Regular, heavy drinking counteracts your ability to absorb other necessary nutrients by damaging the walls of the stomach, increasing acid production and decreasing digestive enzymes. Your liver also uses nutrients to metabolize alcohol. Finally, because it acts as a diuretic, zinc, magnesium and potassium levels drop with heavy drinking. Regular functions, including hair growth, are put on hold when your body is low on essential nourishment.
Stress-induced hair loss, also called telogen effluvium (TE), is the body’s reaction to shock. Your hair grows and sheds in cycles, and when TE strikes, hair follicles essentially “shut down” and fail to replenish everyday shedding. TE often manifests a few months after a death in the family, loss of a job or divorce. But everyday stress, anxiety and depression contributes to long-term TE hair loss.
How does TE and stress related to alcohol? Everyday drinking takes a massive toll on your nervous system, often leading to panic attacks or emotional breakdowns. Those who engage in binge drinking strictly on the weekends can also suffer emotional distress for weeks – even when they aren’t actively consuming alcohol. When misused, alcohol instigates ongoing worry, shame, embarrassment and mental anguish.

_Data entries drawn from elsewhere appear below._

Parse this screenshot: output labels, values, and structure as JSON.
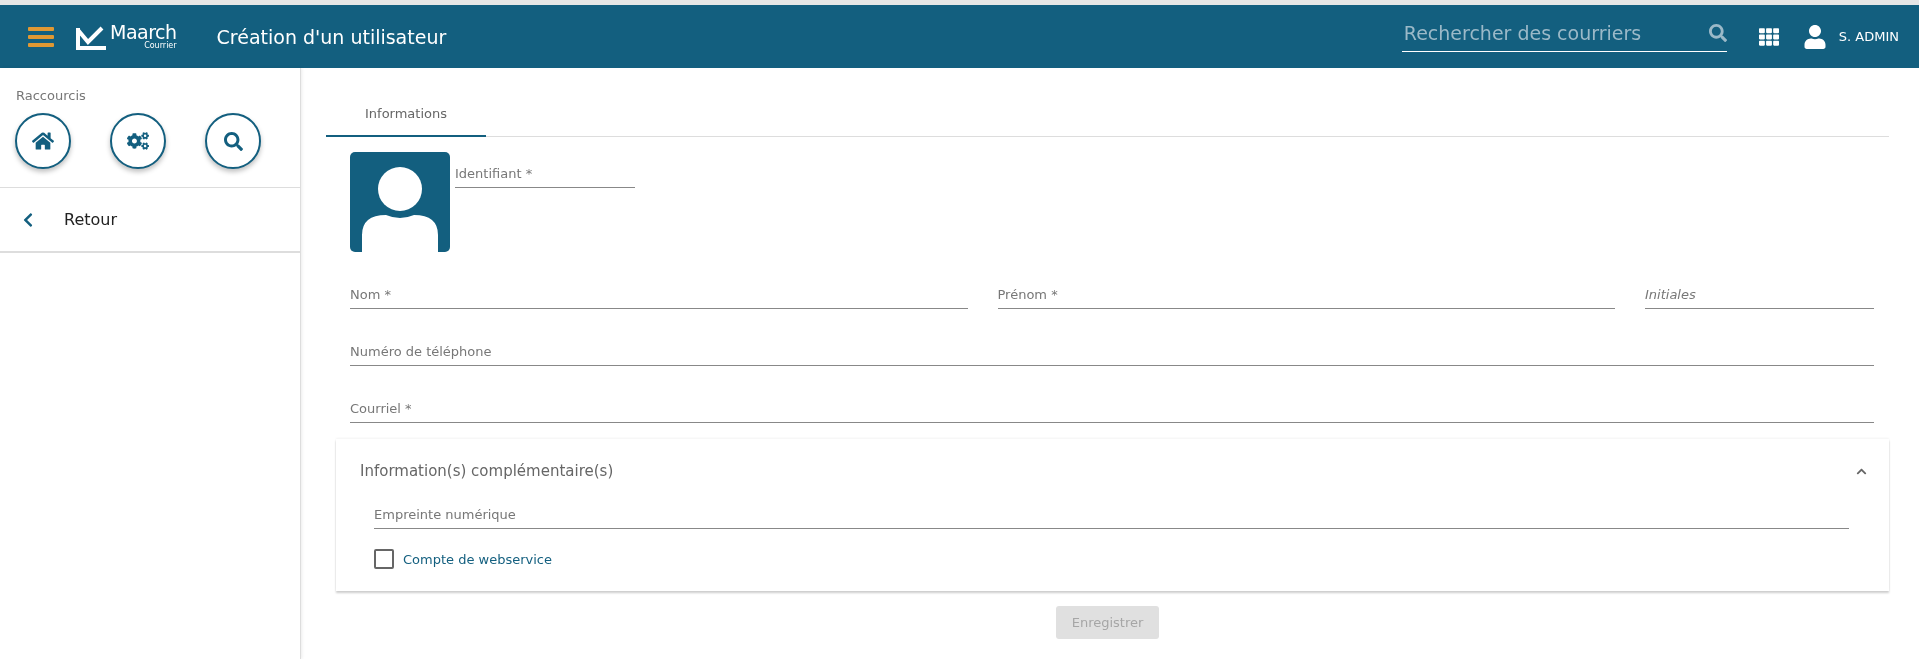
{
  "header": {
    "title": "Création d'un utilisateur",
    "logo": {
      "name": "Maarch",
      "sub": "Courrier"
    },
    "search": {
      "placeholder": "Rechercher des courriers"
    },
    "user": "S. ADMIN"
  },
  "sidebar": {
    "shortcuts_title": "Raccourcis",
    "back": "Retour"
  },
  "tabs": [
    {
      "label": "Informations",
      "selected": true
    }
  ],
  "identifier": {
    "placeholder": "Identifiant *"
  },
  "rows": [
    [
      {
        "placeholder": "Nom *",
        "italic": false
      },
      {
        "placeholder": "Prénom *",
        "italic": false
      },
      {
        "placeholder": "Initiales",
        "italic": true
      }
    ],
    [
      {
        "placeholder": "Numéro de téléphone",
        "italic": false
      }
    ],
    [
      {
        "placeholder": "Courriel *",
        "italic": false
      }
    ]
  ],
  "panel": {
    "title": "Information(s) complémentaire(s)",
    "expanded": true,
    "field": {
      "placeholder": "Empreinte numérique"
    },
    "checkbox": {
      "label": "Compte de webservice",
      "checked": false
    }
  },
  "save": {
    "label": "Enregistrer",
    "disabled": true
  }
}
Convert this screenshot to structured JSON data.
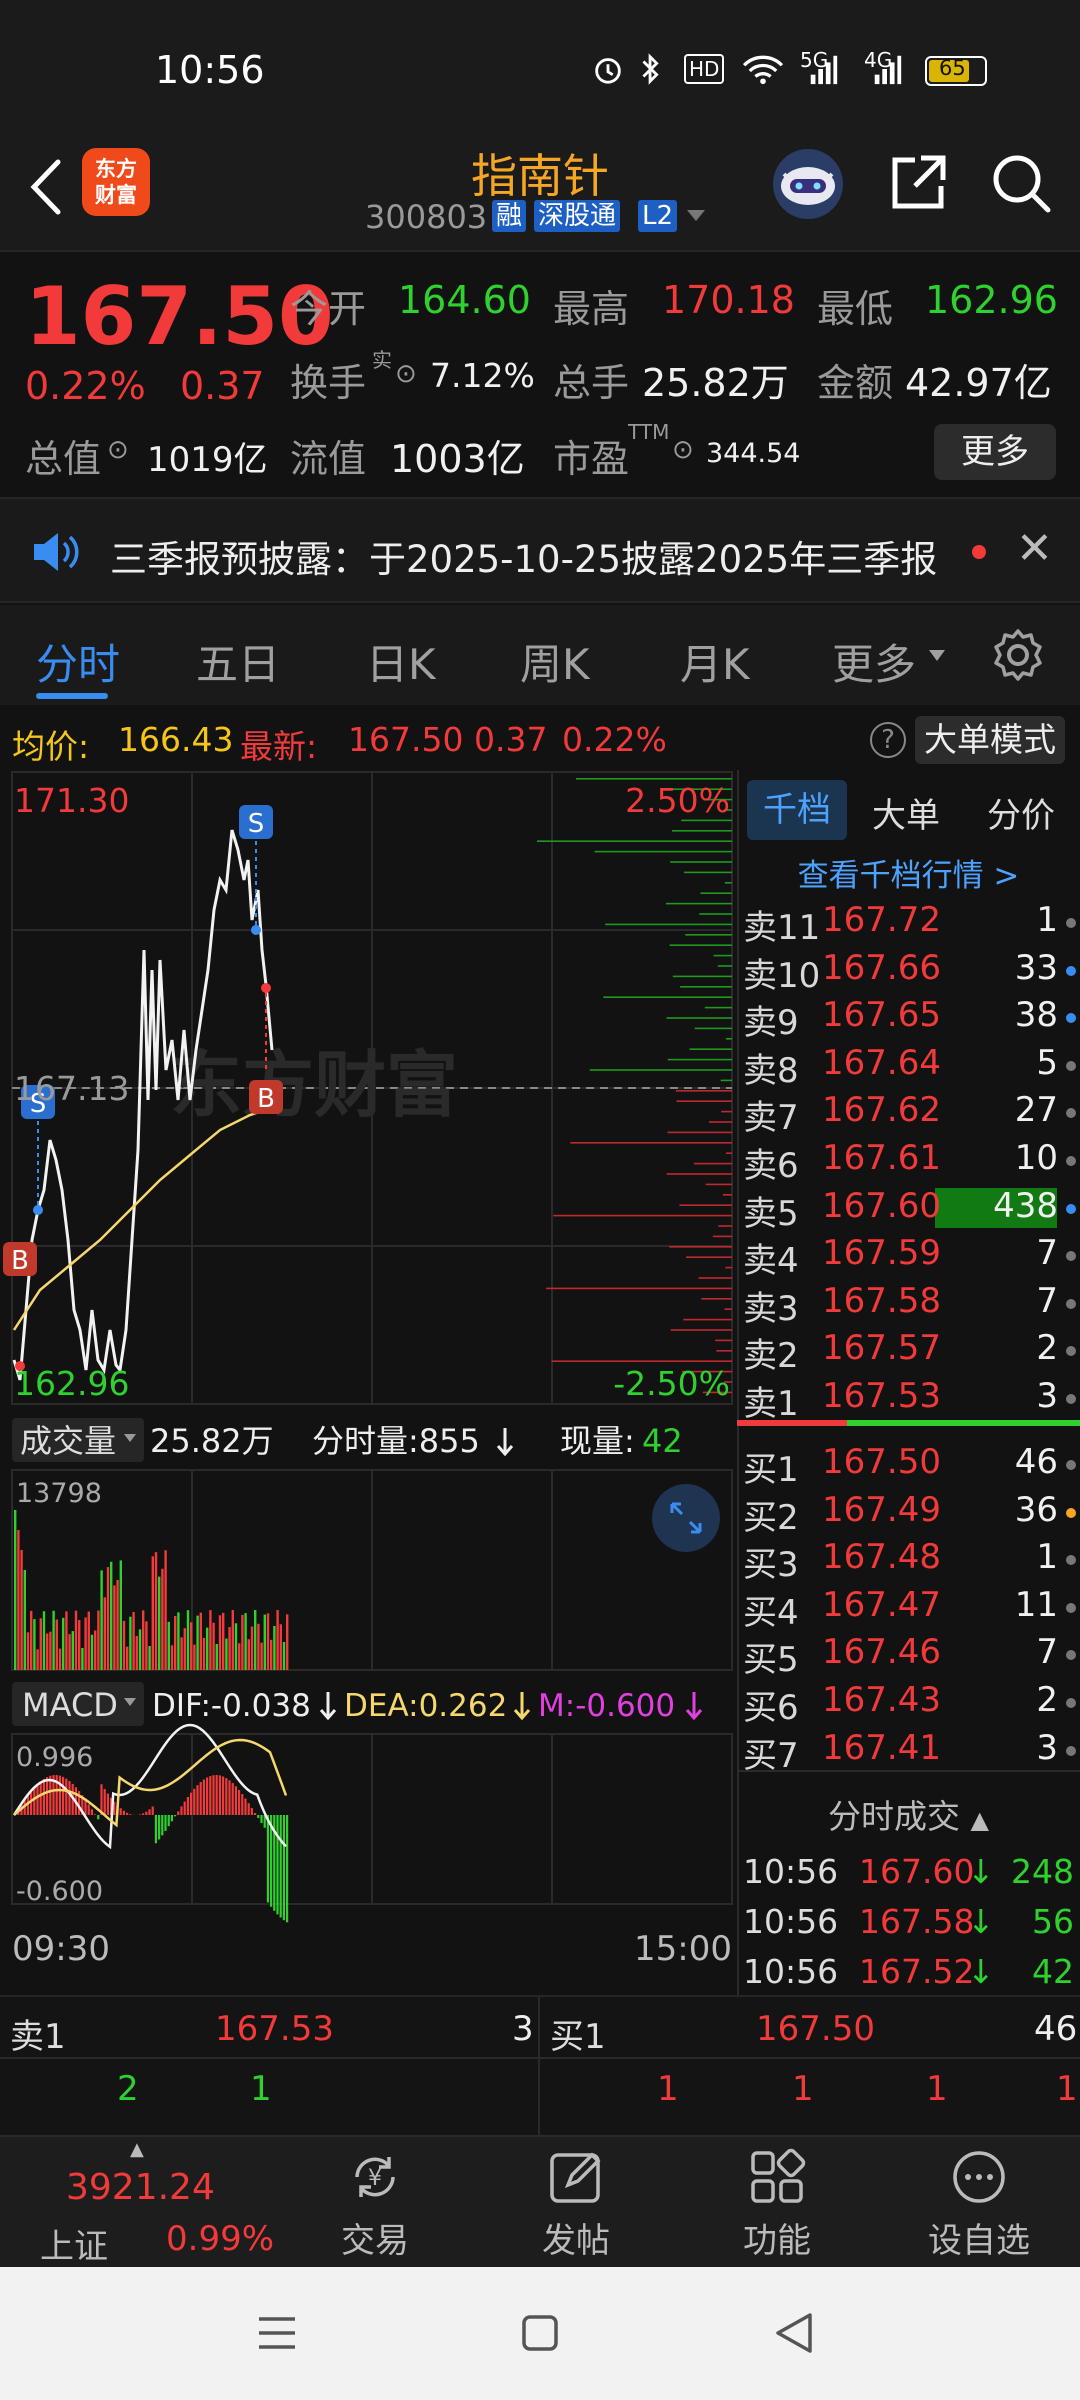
{
  "status_bar": {
    "time": "10:56",
    "battery": "65",
    "signal_5g": "5G",
    "signal_4g": "4G",
    "hd": "HD"
  },
  "header": {
    "logo_line1": "东方",
    "logo_line2": "财富",
    "stock_name": "指南针",
    "stock_code": "300803",
    "tags": [
      "融",
      "深股通",
      "L2"
    ]
  },
  "quote": {
    "price": "167.50",
    "change_pct": "0.22%",
    "change_amt": "0.37",
    "open_label": "今开",
    "open": "164.60",
    "high_label": "最高",
    "high": "170.18",
    "low_label": "最低",
    "low": "162.96",
    "turnover_label": "换手",
    "turnover_sup": "实",
    "turnover": "7.12%",
    "volume_label": "总手",
    "volume": "25.82万",
    "amount_label": "金额",
    "amount": "42.97亿",
    "mktcap_label": "总值",
    "mktcap": "1019亿",
    "float_label": "流值",
    "float": "1003亿",
    "pe_label": "市盈",
    "pe_sup": "TTM",
    "pe": "344.54",
    "more": "更多"
  },
  "notice": {
    "text": "三季报预披露：于2025-10-25披露2025年三季报"
  },
  "tabs": [
    "分时",
    "五日",
    "日K",
    "周K",
    "月K",
    "更多"
  ],
  "infobar": {
    "avg_label": "均价:",
    "avg": "166.43",
    "latest_label": "最新:",
    "latest": "167.50",
    "latest_chg": "0.37",
    "latest_pct": "0.22%",
    "big_order_btn": "大单模式"
  },
  "chart": {
    "price_top": "171.30",
    "price_mid": "167.13",
    "price_bottom": "162.96",
    "pct_top": "2.50%",
    "pct_bottom": "-2.50%",
    "watermark": "东方财富",
    "marker_s": "S",
    "marker_b": "B",
    "vol_selector": "成交量",
    "vol_total": "25.82万",
    "vol_tick_label": "分时量:855",
    "vol_now_label": "现量:",
    "vol_now": "42",
    "vol_max": "13798",
    "macd_selector": "MACD",
    "dif": "DIF:-0.038",
    "dea": "DEA:0.262",
    "m": "M:-0.600",
    "macd_top": "0.996",
    "macd_bottom": "-0.600",
    "time_start": "09:30",
    "time_end": "15:00"
  },
  "order_book": {
    "tabs": [
      "千档",
      "大单",
      "分价"
    ],
    "link": "查看千档行情 >",
    "asks": [
      {
        "label": "卖11",
        "price": "167.72",
        "vol": "1"
      },
      {
        "label": "卖10",
        "price": "167.66",
        "vol": "33"
      },
      {
        "label": "卖9",
        "price": "167.65",
        "vol": "38"
      },
      {
        "label": "卖8",
        "price": "167.64",
        "vol": "5"
      },
      {
        "label": "卖7",
        "price": "167.62",
        "vol": "27"
      },
      {
        "label": "卖6",
        "price": "167.61",
        "vol": "10"
      },
      {
        "label": "卖5",
        "price": "167.60",
        "vol": "438"
      },
      {
        "label": "卖4",
        "price": "167.59",
        "vol": "7"
      },
      {
        "label": "卖3",
        "price": "167.58",
        "vol": "7"
      },
      {
        "label": "卖2",
        "price": "167.57",
        "vol": "2"
      },
      {
        "label": "卖1",
        "price": "167.53",
        "vol": "3"
      }
    ],
    "bids": [
      {
        "label": "买1",
        "price": "167.50",
        "vol": "46"
      },
      {
        "label": "买2",
        "price": "167.49",
        "vol": "36"
      },
      {
        "label": "买3",
        "price": "167.48",
        "vol": "1"
      },
      {
        "label": "买4",
        "price": "167.47",
        "vol": "11"
      },
      {
        "label": "买5",
        "price": "167.46",
        "vol": "7"
      },
      {
        "label": "买6",
        "price": "167.43",
        "vol": "2"
      },
      {
        "label": "买7",
        "price": "167.41",
        "vol": "3"
      }
    ],
    "trades_header": "分时成交",
    "trades": [
      {
        "time": "10:56",
        "price": "167.60",
        "vol": "248"
      },
      {
        "time": "10:56",
        "price": "167.58",
        "vol": "56"
      },
      {
        "time": "10:56",
        "price": "167.52",
        "vol": "42"
      }
    ]
  },
  "bidask": {
    "ask_label": "卖1",
    "ask_price": "167.53",
    "ask_vol": "3",
    "bid_label": "买1",
    "bid_price": "167.50",
    "bid_vol": "46",
    "ask_queue": [
      "2",
      "1"
    ],
    "bid_queue": [
      "1",
      "1",
      "1",
      "1"
    ]
  },
  "bottom_nav": {
    "index_value": "3921.24",
    "index_name": "上证",
    "index_pct": "0.99%",
    "items": [
      "交易",
      "发帖",
      "功能",
      "设自选"
    ]
  },
  "colors": {
    "up": "#f23a3a",
    "down": "#2fd12f",
    "accent": "#3a8df0",
    "name": "#f5a623"
  }
}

These side effects are the primary instigators of ongoing TE.
Alcohol is prevalent in society and hard to avoid in social situations. But, drinking in moderation eliminates your risk of alcohol-induced hair loss, along with other illnesses like fatty liver and cirrhosis. According to the Centers for Disease Control and Prevention, moderate drinking is defined as one drink per day for women and two drinks per day for men.²
If you believe you suffer from uncontrolled drinking or a preoccupation with alcohol, you might be an alcoholic. Talk with your physician about treatments such as rehabilitation, counseling and local meetings.